Innovation in robotics will be driven by changing technology in process and materials, not the other way around. It will be up to robot makers to nimbly adjust to customer needs for future advances in automation, Automated Assemblies Corp. (Booth S1576) officials say.
For the Clinton, Mass.-based firm, the future is now.
The manufacturer of linear-axis robots is continuing to invest in its Raptor-brand automation package - a work cell that includes robots, software, controls and part handling and integrated vision-inspection systems, designed for injection molders.
It's a product-bundling concept the company is pushing to current and potential customers, said Norton Kaplan, Automated Assemblies director of product marketing, in a June 18 interview at NPE.
``It's not that we developed the technology,'' Kaplan said. ``It's just that we packaged it.''
The new Raptor 3000 HP top-entry robot has single- and double-arm configurations for presses from 200 tons to 800 tons, which enables molders to operate three-plate and stack molds in large presses without automation equipment.
The Raptor 3000 HP features dry-cycle takeout times of less than a half-second and overall cycle times of less than five seconds, with a payload capacity of 22 pounds per vertical arm. Automated Assemblies says the robot has the highest payload-to-performance ratio in the industry.
At the end of the day, the concept of automation is to be more efficient and save money, thus bringing value to customers. Vision-inspection is part of that process, in some cases, completely removing the risk of shipping defective parts.
But it's important to remember, Kaplan said, that sending out 100 percent quality parts doesn't necessarily mean a company is making 100 percent quality parts. It doesn't necessarily reduce scrap rates unless companies are willing to work toward doing so.
``It's not a substitute for developing a good process and good parts,'' he said.
Automated Assemblies manufactures all its robots and equipment in Clinton, though it has a sales, service and engineering presence in Europe and Asia. About 30-40 percent of Automated Assemblies' sales comes from outside North America, Kaplan said.

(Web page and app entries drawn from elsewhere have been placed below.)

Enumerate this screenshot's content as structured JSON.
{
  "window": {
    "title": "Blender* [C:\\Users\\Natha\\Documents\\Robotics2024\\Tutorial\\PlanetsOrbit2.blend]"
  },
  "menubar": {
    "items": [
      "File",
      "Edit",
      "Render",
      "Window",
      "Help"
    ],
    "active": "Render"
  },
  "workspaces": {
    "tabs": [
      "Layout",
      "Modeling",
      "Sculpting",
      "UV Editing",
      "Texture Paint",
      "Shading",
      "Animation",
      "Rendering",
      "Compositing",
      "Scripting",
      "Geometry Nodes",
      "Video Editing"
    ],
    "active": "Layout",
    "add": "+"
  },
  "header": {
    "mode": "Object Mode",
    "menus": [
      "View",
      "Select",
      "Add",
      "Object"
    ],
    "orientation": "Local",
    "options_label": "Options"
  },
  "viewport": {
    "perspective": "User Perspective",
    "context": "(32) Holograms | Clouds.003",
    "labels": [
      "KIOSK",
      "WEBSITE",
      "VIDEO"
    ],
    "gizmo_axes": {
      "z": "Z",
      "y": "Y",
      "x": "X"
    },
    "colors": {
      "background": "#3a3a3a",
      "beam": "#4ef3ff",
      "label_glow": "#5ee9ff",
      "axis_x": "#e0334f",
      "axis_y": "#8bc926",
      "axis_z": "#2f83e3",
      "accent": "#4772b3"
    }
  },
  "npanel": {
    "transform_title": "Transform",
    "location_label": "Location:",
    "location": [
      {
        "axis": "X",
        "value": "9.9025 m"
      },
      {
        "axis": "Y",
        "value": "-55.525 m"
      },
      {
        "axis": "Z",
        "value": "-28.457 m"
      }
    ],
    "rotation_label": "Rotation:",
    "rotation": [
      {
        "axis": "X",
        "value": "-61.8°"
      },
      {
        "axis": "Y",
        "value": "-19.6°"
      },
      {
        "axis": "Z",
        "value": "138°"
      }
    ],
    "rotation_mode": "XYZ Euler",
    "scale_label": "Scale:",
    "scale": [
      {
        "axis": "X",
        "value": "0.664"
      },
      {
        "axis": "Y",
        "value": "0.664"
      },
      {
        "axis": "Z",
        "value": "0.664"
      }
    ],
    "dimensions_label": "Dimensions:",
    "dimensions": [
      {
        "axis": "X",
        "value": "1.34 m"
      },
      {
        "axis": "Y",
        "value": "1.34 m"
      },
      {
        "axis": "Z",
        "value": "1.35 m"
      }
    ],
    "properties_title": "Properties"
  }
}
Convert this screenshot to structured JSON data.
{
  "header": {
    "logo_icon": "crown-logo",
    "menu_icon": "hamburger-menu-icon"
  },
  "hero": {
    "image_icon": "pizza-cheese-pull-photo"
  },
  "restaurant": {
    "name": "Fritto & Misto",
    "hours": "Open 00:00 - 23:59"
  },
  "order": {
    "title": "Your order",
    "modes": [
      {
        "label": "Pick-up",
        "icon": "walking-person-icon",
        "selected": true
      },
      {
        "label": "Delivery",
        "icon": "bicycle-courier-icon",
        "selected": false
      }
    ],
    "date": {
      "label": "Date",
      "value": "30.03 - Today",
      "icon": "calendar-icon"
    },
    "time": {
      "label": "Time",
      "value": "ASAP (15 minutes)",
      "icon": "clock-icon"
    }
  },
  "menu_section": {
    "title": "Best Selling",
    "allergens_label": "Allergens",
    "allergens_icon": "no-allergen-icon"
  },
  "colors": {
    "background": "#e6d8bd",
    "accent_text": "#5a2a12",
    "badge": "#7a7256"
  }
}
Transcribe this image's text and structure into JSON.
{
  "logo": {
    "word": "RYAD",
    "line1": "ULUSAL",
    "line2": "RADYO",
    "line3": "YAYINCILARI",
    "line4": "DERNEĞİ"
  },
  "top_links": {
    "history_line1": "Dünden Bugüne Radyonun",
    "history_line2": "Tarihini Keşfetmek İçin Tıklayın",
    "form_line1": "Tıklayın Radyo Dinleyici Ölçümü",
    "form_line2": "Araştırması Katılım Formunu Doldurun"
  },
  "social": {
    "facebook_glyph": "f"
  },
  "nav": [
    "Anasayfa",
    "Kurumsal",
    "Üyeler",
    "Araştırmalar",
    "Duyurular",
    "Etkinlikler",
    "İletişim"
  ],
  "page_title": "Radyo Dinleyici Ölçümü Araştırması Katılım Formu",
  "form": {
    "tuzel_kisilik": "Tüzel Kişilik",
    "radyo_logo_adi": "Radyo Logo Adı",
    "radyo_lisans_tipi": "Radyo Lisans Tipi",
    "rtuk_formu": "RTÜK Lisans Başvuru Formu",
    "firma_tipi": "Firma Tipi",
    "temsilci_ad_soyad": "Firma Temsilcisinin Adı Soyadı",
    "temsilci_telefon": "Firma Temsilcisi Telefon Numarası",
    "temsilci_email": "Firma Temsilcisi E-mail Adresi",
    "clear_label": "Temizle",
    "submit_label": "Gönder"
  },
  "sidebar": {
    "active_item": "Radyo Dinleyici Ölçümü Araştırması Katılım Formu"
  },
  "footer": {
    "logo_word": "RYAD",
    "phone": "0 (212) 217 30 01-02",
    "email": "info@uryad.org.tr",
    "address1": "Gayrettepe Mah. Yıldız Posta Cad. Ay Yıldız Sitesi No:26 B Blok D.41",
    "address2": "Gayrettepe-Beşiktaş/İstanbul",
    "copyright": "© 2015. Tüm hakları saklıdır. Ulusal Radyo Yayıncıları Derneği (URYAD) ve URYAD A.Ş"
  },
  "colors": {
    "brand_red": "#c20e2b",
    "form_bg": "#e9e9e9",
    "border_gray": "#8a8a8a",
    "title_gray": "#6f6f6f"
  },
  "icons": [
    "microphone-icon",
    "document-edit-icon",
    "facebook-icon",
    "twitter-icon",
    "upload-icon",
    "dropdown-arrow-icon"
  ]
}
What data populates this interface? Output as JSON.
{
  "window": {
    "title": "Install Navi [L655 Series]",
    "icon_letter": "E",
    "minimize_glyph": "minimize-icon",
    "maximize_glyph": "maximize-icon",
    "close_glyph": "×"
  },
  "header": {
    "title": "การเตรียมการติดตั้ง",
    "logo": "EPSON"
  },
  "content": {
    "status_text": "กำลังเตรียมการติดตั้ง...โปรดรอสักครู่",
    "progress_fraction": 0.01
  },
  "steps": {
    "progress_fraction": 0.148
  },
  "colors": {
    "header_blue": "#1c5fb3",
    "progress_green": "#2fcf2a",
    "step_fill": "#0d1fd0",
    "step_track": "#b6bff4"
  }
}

The company has capacity to make about 300 robots per year.
The lion's share of advancements to the Raptor line has been on the control system, and the company will continue to develop more ``features and functionality,'' Kaplan said.
As for the future after the Raptor line, Kaplan declined to offer specifics, partly, he said, because plans have not been finalized.